Community Councils

What are Community Councils?

There are 18 Community Councils in Shetland. Community Councils are involved a wide range of activities including:

  • Commenting on planning applications
  • Providing financial assistance to local groups / unadopted roads
  • Undertaking environmental improvements
  • Developing local facilities and amenities
  • Carrying out surveys
  • Responding to local, regional and national consultations
  • Organising community events such as Participatory Budgeting

You can use the search function on the Improvement Service's Community Council Finder. Use the map to zoom into the search area, and see the name of the community council by clicking on the community council area

Community Councils usually meet every 4-6 weeks. Community Councils can arrange other public or special meetings out with their normal meeting cycle as necessary. Members of the public are entitled to attend and observe proceedings at Community Council meetings.

Community Councils were created by the Local Government (Scotland) Act 1973. The Act required local authorities to introduce Community Council schemes for their area outlining various arrangements including elections, meetings, boundaries, and finance.

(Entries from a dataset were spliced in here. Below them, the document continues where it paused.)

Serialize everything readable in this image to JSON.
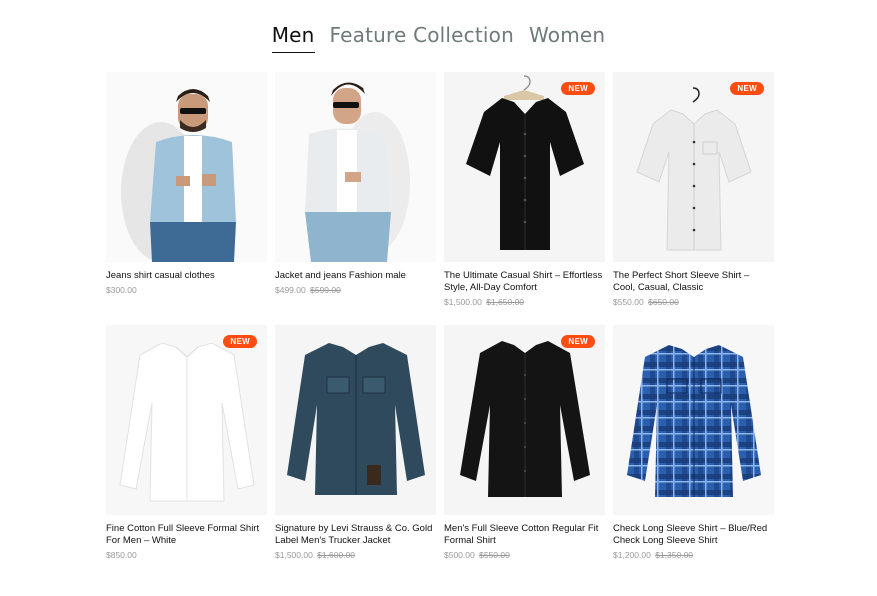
{
  "tabs": [
    {
      "label": "Men",
      "active": true
    },
    {
      "label": "Feature Collection",
      "active": false
    },
    {
      "label": "Women",
      "active": false
    }
  ],
  "products": [
    {
      "title": "Jeans shirt casual clothes",
      "price": "$300.00",
      "old_price": "",
      "badge": "",
      "image": "man-denim-jacket-photo"
    },
    {
      "title": "Jacket and jeans Fashion male",
      "price": "$499.00",
      "old_price": "$599.00",
      "badge": "",
      "image": "man-light-jacket-photo"
    },
    {
      "title": "The Ultimate Casual Shirt – Effortless Style, All-Day Comfort",
      "price": "$1,500.00",
      "old_price": "$1,650.00",
      "badge": "NEW",
      "image": "black-short-sleeve-shirt"
    },
    {
      "title": "The Perfect Short Sleeve Shirt – Cool, Casual, Classic",
      "price": "$550.00",
      "old_price": "$650.00",
      "badge": "NEW",
      "image": "white-short-sleeve-shirt"
    },
    {
      "title": "Fine Cotton Full Sleeve Formal Shirt For Men – White",
      "price": "$850.00",
      "old_price": "",
      "badge": "NEW",
      "image": "white-formal-shirt"
    },
    {
      "title": "Signature by Levi Strauss & Co. Gold Label Men's Trucker Jacket",
      "price": "$1,500.00",
      "old_price": "$1,600.00",
      "badge": "",
      "image": "denim-trucker-jacket"
    },
    {
      "title": "Men's Full Sleeve Cotton Regular Fit Formal Shirt",
      "price": "$500.00",
      "old_price": "$550.00",
      "badge": "NEW",
      "image": "black-formal-shirt"
    },
    {
      "title": "Check Long Sleeve Shirt – Blue/Red Check Long Sleeve Shirt",
      "price": "$1,200.00",
      "old_price": "$1,350.00",
      "badge": "",
      "image": "blue-check-shirt"
    }
  ],
  "colors": {
    "badge": "#ff4d12",
    "tab_inactive": "#6f7a7a",
    "thumb_bg": "#f5f5f5"
  }
}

Local authorities have statutory oversight of Community Councils and, in consultation with their Community Councils, the freedom to tailor schemes to the particular circumstances of their area.

Shetland Islands Council and other bodies consult with Community Councils on issues affecting the community they represent. These issues depend to a large extent on what is important to each community, however, local authorities are required to consult Community Councils on planning applications and many choose to involve them in the Community Planning process.

Community Councils are independent, constituted voluntary organisations. As the most local tier of elected representation in Scotland, Community Councils play an important role in local democracy by representing local views which can influence decisions on planning and the provision of local services.

Community Councils bridge the gap between the Council and communities, and help to make public bodies aware of the opinions and needs of the communities they represent. The main purpose of Community Councils is to find out and express the views of the community to the local authority and other public bodies.